Manufacturing plastic parts from clear material is a common request for manifolds and machined components. Clear parts allow a user to monitor the internal activity of a process. Many amorphous materials in their raw state are clear. However, after machining they become translucent to opaque depending on tool wear and cutting efficiency. To return the machined part to clear, a secondary polishing operation is often required. Specifying the proper clarity to match the application can be a challenge. Controlled Fluidics has defined 4 levels of clarity to aid the design effort.
Grade 1 – As machined: This finish is the standard machined plastic finish. Surface roughness is better than 32 microinch (.8 microns). Surfaces range from translucent to opaque depending on the feature geometry and cutting conditions. This is appropriate for non-visual applications.
Grade 2 - See through finish: This finish allows for activities like visual fluid flow and bubble detection. It is the most common request and meets a broad range of design requirements. Processes such as vapor polishing are appropriate for this clarity. Polishing the entire part is typical. Parts can vary in haze and clarity. Tool marks are present and do not affect functionality. Some scratches.
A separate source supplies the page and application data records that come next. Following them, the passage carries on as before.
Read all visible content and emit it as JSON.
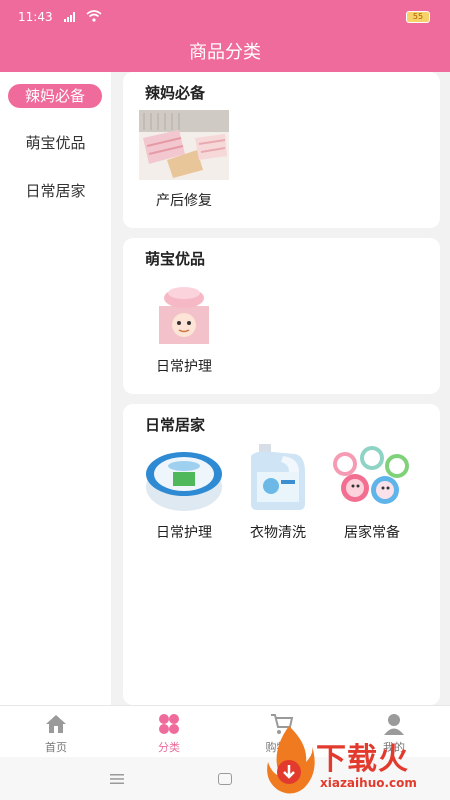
{
  "status_bar": {
    "time": "11:43",
    "battery": "55"
  },
  "header": {
    "title": "商品分类"
  },
  "sidebar": {
    "items": [
      {
        "label": "辣妈必备",
        "active": true
      },
      {
        "label": "萌宝优品",
        "active": false
      },
      {
        "label": "日常居家",
        "active": false
      }
    ]
  },
  "sections": [
    {
      "title": "辣妈必备",
      "items": [
        {
          "label": "产后修复",
          "icon": "postpartum-belt-image"
        }
      ]
    },
    {
      "title": "萌宝优品",
      "items": [
        {
          "label": "日常护理",
          "icon": "baby-cream-jar-image"
        }
      ]
    },
    {
      "title": "日常居家",
      "items": [
        {
          "label": "日常护理",
          "icon": "detergent-tub-image"
        },
        {
          "label": "衣物清洗",
          "icon": "laundry-bottle-image"
        },
        {
          "label": "居家常备",
          "icon": "mosquito-repellent-image"
        }
      ]
    }
  ],
  "bottom_nav": {
    "items": [
      {
        "label": "首页",
        "icon": "home-icon"
      },
      {
        "label": "分类",
        "icon": "category-icon",
        "active": true
      },
      {
        "label": "购物车",
        "icon": "cart-icon"
      },
      {
        "label": "我的",
        "icon": "user-icon"
      }
    ]
  },
  "watermark": {
    "brand": "下载火",
    "url": "xiazaihuo.com"
  },
  "colors": {
    "accent": "#ef6b9b",
    "background": "#f2f2f2"
  }
}
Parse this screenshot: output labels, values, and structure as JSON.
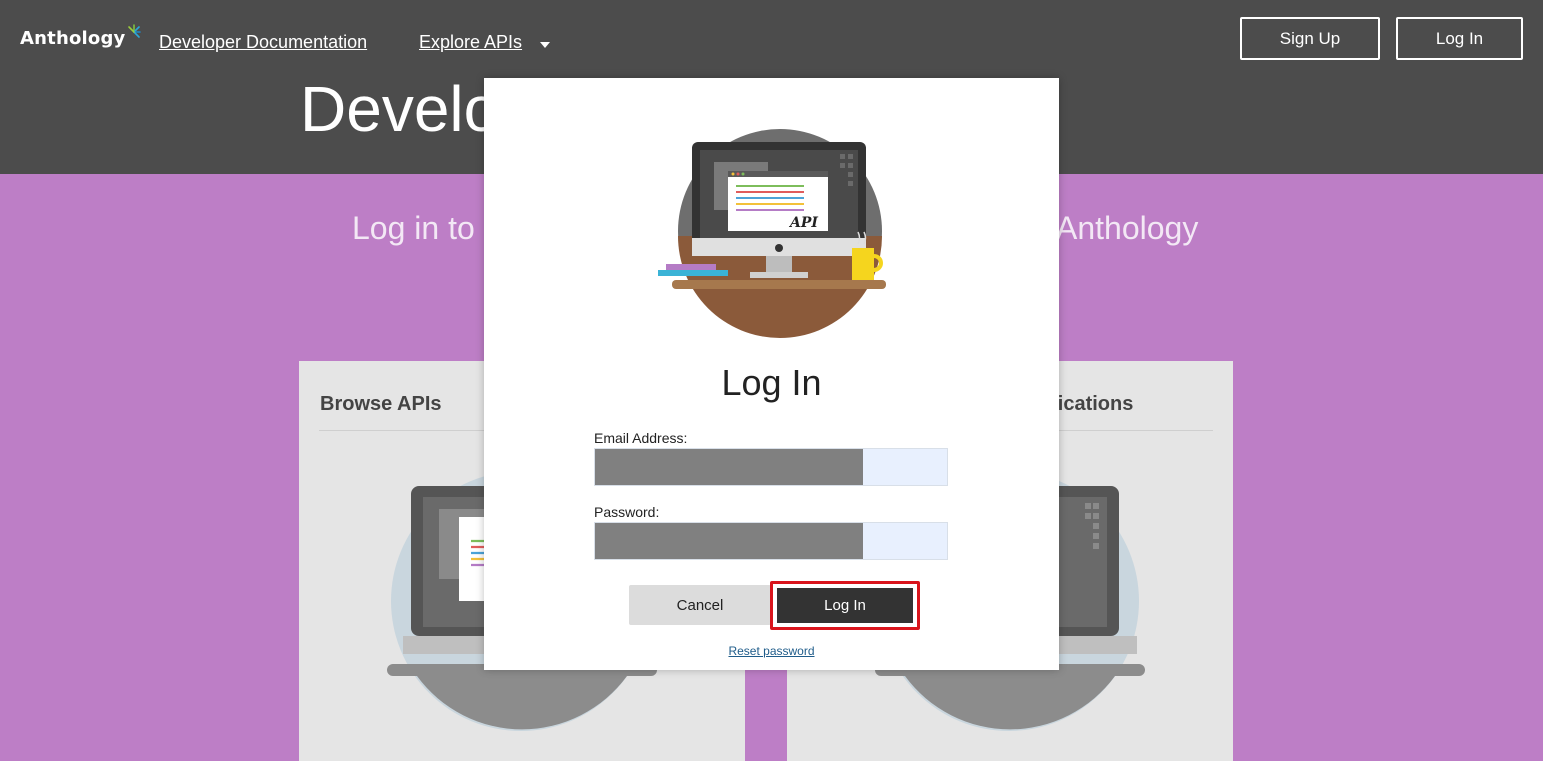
{
  "header": {
    "logo_text": "Anthology",
    "nav": [
      {
        "label": "Developer Documentation"
      },
      {
        "label": "Explore APIs"
      }
    ],
    "signup_label": "Sign Up",
    "login_label": "Log In"
  },
  "hero": {
    "title_visible": "Develo",
    "subtitle_left": "Log in to r",
    "subtitle_right": "Anthology"
  },
  "cards": [
    {
      "title": "Browse APIs"
    },
    {
      "title": "plications"
    }
  ],
  "modal": {
    "illustration_label": "API",
    "title": "Log In",
    "email_label": "Email Address:",
    "email_value": "",
    "password_label": "Password:",
    "password_value": "",
    "cancel_label": "Cancel",
    "login_label": "Log In",
    "reset_label": "Reset password"
  },
  "colors": {
    "header_bg": "#4c4c4c",
    "page_bg": "#bd7ec6",
    "highlight": "#d9141c",
    "primary_button": "#333333"
  }
}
This is the most cost-efficient method with limited quantitative measurements for quality.
Grade 3 - Optical window finish: This finish is appropriate for imaging thru the manifold or plastic part for detection sensors. To the
unaided eye, a Grade 3 finish looks similar to window glass. Tool marks are not readily apparent. Few scratches. To achieve this clarity, specifying a surface finish of less than 2 microinch Ra (.05 micron) is appropriate. This clarity is specified in a localized area beneath the optical sensor and not used for entire parts.
Grade 4 - Optical finish: This finish is a true optical finish specified in both surface finish and surface form. Surface finish for optics is measured with a white light interferometer and specified in angstroms. Surface form represents waviness of the surface and its adherence to the ideal profile. Form is also measured with an interferometer and specified in fringes. This level of clarity is appropriate for lenses and doesn’t find use in manifold applications.